● Data records
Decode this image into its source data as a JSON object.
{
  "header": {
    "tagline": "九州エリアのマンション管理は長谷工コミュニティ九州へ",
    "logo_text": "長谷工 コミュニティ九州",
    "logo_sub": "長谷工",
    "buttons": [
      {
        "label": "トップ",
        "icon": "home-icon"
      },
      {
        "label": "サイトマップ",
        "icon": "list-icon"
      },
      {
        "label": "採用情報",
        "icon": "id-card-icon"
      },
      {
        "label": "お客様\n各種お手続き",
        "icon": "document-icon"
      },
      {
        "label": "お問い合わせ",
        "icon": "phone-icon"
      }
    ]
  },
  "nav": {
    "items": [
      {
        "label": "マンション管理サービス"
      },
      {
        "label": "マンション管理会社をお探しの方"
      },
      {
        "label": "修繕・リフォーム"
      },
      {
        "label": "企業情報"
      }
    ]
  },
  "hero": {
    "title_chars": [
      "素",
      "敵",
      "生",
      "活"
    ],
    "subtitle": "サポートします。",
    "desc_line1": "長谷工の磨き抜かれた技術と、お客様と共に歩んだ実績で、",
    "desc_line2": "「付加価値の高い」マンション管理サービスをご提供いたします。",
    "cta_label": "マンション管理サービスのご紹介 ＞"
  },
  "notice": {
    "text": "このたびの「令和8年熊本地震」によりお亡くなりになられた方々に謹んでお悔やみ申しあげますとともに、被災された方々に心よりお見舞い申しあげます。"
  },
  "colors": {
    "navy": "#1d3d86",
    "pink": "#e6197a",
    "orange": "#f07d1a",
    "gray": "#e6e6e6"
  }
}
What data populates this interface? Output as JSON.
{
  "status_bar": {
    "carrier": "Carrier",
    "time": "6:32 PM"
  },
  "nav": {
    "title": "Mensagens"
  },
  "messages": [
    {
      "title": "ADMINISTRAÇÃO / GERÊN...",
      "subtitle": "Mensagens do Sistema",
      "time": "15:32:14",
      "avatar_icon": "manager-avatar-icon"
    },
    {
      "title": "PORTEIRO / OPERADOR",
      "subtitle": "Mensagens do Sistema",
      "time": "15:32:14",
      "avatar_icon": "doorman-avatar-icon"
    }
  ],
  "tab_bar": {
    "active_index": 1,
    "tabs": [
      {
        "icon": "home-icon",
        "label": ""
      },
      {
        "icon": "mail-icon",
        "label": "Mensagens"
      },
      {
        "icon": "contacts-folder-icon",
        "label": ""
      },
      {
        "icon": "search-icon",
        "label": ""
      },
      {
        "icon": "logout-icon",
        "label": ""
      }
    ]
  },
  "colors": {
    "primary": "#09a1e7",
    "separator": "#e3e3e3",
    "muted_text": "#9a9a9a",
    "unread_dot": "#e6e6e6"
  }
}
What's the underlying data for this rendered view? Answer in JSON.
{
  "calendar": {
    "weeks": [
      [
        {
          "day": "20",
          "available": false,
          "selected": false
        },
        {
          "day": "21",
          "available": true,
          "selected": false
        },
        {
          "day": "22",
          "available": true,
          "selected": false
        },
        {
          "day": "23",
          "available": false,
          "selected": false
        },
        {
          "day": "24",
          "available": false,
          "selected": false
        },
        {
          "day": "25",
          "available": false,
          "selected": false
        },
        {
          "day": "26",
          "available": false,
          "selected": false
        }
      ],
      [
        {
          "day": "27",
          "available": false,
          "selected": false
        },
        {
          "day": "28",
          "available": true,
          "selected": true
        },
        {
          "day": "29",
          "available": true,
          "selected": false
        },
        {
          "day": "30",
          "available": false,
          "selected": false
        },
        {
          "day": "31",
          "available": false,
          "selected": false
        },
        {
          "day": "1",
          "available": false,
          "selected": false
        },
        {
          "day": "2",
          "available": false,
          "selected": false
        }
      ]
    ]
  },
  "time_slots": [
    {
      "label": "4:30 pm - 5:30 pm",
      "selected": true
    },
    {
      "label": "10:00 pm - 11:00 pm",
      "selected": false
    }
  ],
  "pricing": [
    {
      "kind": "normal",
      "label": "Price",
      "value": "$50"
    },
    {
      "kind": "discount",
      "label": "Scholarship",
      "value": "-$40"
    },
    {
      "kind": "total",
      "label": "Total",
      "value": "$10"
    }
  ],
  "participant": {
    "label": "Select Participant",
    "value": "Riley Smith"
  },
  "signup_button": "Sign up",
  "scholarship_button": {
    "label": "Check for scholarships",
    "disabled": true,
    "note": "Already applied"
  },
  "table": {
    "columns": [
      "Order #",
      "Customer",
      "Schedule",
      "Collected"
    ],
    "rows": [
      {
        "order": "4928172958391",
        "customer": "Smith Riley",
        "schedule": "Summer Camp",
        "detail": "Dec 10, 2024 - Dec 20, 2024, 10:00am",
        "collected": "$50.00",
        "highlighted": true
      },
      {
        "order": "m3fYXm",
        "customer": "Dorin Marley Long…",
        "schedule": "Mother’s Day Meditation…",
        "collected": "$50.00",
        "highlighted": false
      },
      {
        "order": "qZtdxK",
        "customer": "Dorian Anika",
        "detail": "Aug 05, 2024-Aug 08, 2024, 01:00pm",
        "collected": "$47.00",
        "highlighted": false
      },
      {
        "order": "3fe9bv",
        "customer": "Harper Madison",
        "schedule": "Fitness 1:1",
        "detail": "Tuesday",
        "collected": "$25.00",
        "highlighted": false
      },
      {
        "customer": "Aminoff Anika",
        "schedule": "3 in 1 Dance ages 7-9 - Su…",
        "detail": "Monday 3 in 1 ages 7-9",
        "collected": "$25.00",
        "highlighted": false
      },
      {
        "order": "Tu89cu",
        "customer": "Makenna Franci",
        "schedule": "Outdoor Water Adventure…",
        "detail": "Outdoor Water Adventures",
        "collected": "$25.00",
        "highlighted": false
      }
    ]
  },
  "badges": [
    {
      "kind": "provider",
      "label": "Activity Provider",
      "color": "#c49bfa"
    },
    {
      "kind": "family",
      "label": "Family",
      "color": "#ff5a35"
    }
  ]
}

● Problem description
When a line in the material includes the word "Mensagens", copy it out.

● Exercise response
    "title": "Mensagens"
      "subtitle": "Mensagens do Sistema",
      "subtitle": "Mensagens do Sistema",
        "label": "Mensagens"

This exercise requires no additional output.